§ **Task brief**
Keep only those lines of the records that include the string "time".

§ **Supplied information**
_ _ _

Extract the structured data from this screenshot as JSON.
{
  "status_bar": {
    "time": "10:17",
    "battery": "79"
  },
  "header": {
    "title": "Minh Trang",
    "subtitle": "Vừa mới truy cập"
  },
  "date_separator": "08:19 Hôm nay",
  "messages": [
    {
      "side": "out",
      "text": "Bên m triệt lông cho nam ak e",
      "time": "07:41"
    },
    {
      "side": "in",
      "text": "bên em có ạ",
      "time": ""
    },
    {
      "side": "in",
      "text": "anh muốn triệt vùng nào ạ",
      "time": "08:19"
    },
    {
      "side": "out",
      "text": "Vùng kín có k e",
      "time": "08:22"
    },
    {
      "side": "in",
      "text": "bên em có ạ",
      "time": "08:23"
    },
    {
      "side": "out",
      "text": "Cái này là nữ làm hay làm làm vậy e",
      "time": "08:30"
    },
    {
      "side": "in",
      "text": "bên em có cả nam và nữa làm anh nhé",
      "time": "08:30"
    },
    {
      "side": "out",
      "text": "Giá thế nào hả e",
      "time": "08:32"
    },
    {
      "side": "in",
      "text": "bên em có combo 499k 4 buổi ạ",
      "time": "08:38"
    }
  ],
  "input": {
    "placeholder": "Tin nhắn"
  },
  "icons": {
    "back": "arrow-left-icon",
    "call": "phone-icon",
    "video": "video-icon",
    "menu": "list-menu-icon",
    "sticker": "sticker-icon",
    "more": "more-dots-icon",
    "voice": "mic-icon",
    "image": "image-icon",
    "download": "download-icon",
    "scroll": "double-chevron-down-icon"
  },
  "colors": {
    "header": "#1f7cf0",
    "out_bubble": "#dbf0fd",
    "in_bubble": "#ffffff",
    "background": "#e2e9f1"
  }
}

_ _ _

§ **Exercise result**
    "time": "10:17",
      "time": "07:41"
      "time": ""
      "time": "08:19"
      "time": "08:22"
      "time": "08:23"
      "time": "08:30"
      "time": "08:30"
      "time": "08:32"
      "time": "08:38"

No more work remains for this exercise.